The excerpt I chose to focus on for this IRJE is taken from the book Divine Rivals by Rebecca Ross. In this snapshot of the fictional world, the protagonist is writing about their confusion – both towards their identity and their figurative appearance. It is clear that the character is struggling with internal conflict, and this letter captures the struggle many face in navigating the judgements of others while living a life authentic to themselves.

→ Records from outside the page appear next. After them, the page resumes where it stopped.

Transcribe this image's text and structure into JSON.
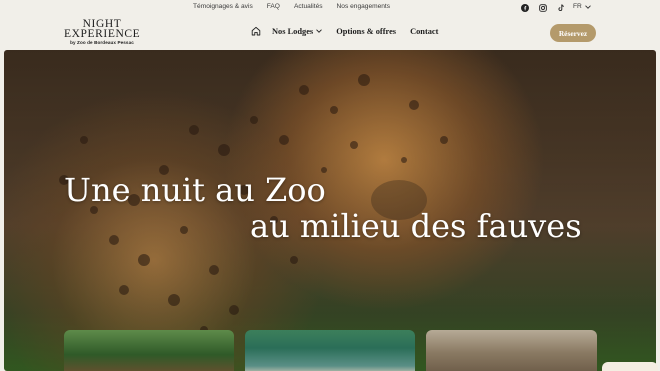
{
  "topbar": {
    "links": [
      "Témoignages & avis",
      "FAQ",
      "Actualités",
      "Nos engagements"
    ],
    "social_icons": [
      "facebook-icon",
      "instagram-icon",
      "tiktok-icon"
    ],
    "language": "FR"
  },
  "logo": {
    "line1": "NIGHT",
    "line2": "EXPERIENCE",
    "line3": "by Zoo de Bordeaux Pessac"
  },
  "nav": {
    "home_icon": "home-icon",
    "items": [
      {
        "label": "Nos Lodges",
        "has_dropdown": true
      },
      {
        "label": "Options & offres",
        "has_dropdown": false
      },
      {
        "label": "Contact",
        "has_dropdown": false
      }
    ],
    "cta_label": "Réservez"
  },
  "hero": {
    "headline_line1": "Une nuit au Zoo",
    "headline_line2": "au milieu des fauves"
  },
  "colors": {
    "accent": "#b49a6b",
    "background": "#f1efe9",
    "text": "#1d1d1d"
  }
}
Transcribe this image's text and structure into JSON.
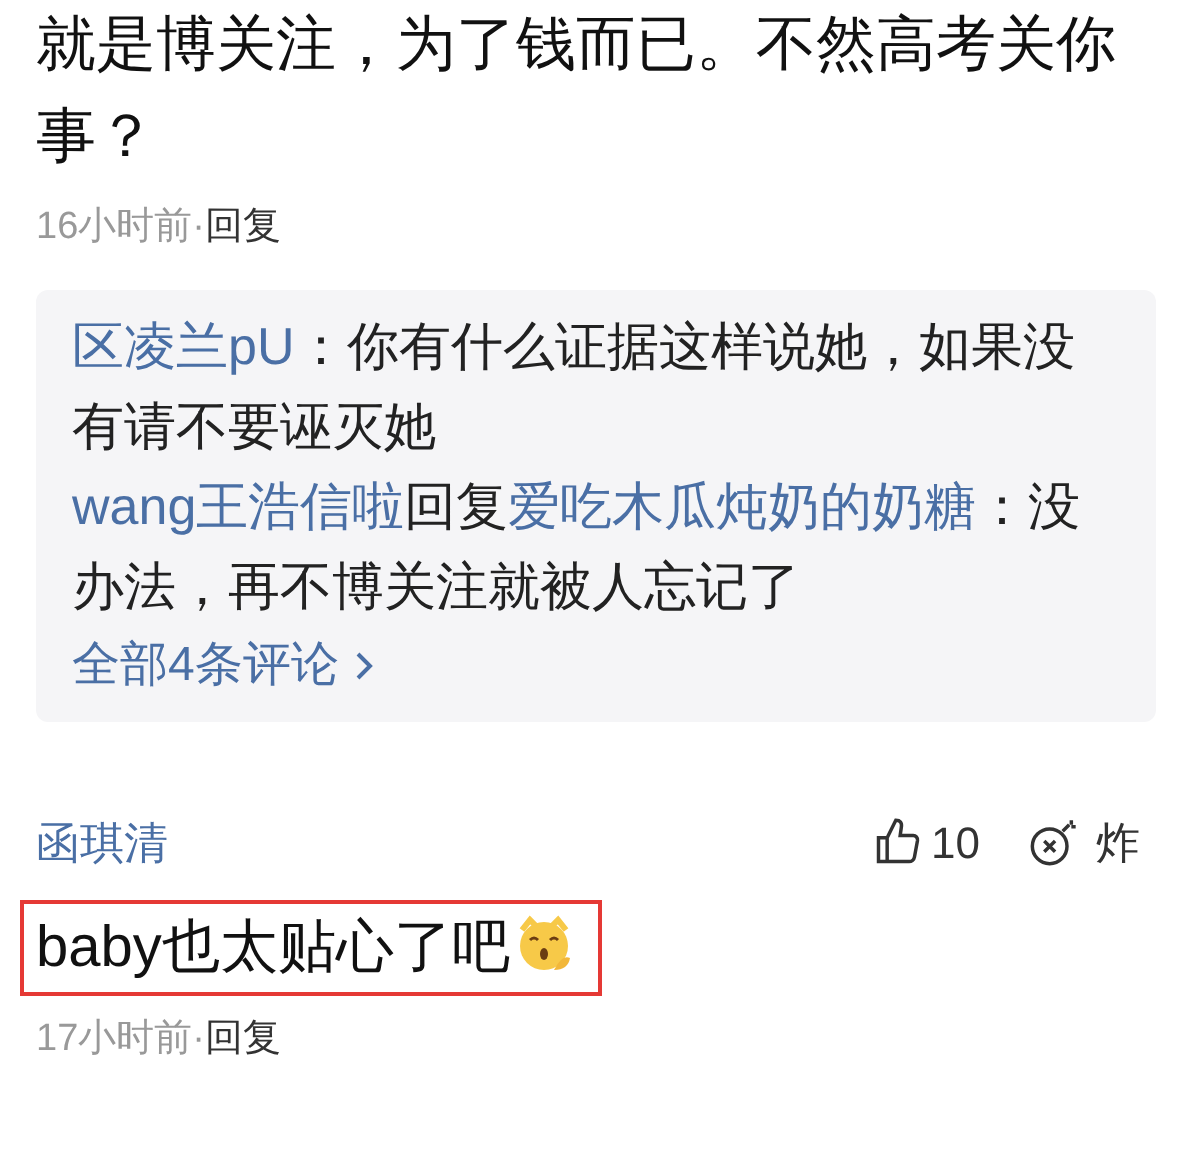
{
  "comments": [
    {
      "text": "就是博关注，为了钱而已。不然高考关你事？",
      "time": "16小时前",
      "separator": "·",
      "reply_button": "回复",
      "replies": [
        {
          "author": "区凌兰pU",
          "colon": "：",
          "text": "你有什么证据这样说她，如果没有请不要诬灭她"
        },
        {
          "author": "wang王浩信啦",
          "connector": "回复",
          "reply_to": "爱吃木瓜炖奶的奶糖",
          "colon": "：",
          "text": "没办法，再不博关注就被人忘记了"
        }
      ],
      "more_link": "全部4条评论"
    },
    {
      "author": "函琪清",
      "likes": "10",
      "bomb_label": "炸",
      "text": "baby也太贴心了吧",
      "emoji": true,
      "highlighted": true,
      "time": "17小时前",
      "separator": "·",
      "reply_button": "回复"
    }
  ]
}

Do you ever feel as if you wear armor, day after day? That when people look at you, they see only the shine of steel that you’ve carefully encased yourself in? They see what they want to see in you – the warped reflection of their own face, or a piece of the sky, or a shadow cast between buildings. They see all the times you’ve made mistakes, all the times you’ve failed, all the times you’ve hurt them or disappointed them. As if that is all you will ever be in their eyes. How do you change something like that? How do you make your life your own and not feel guilt over it?
This excerpt can be considered relatable to many, including myself, as it perfectly captures the struggle between being wholly yourself and putting on a mask or, as the character puts it, armour, to portray yourself as the version you want others to see. Vulnerability is difficult; it takes courage to let down your armour, to welcome people to see you as you are. It also highlights the impact of first impressions and prejudgements. The protagonist states that everyone “sees all the times you’ve made mistakes, all the times you’ve failed, all the times you’ve hurt them or disappointed them. As if that is all you will ever be in their eyes.” Shortly after, they question how to change such undeviating perceptions. I, myself, have struggled with shaping the way others view me once they think they know exactly who I am. The fear of being defined by past errors or disappointments can be paralyzing, which can in turn prevent personal growth and the ability to redefine oneself. This is why it is so important to remain open-minded and to take on your life as your own, and no one else’s.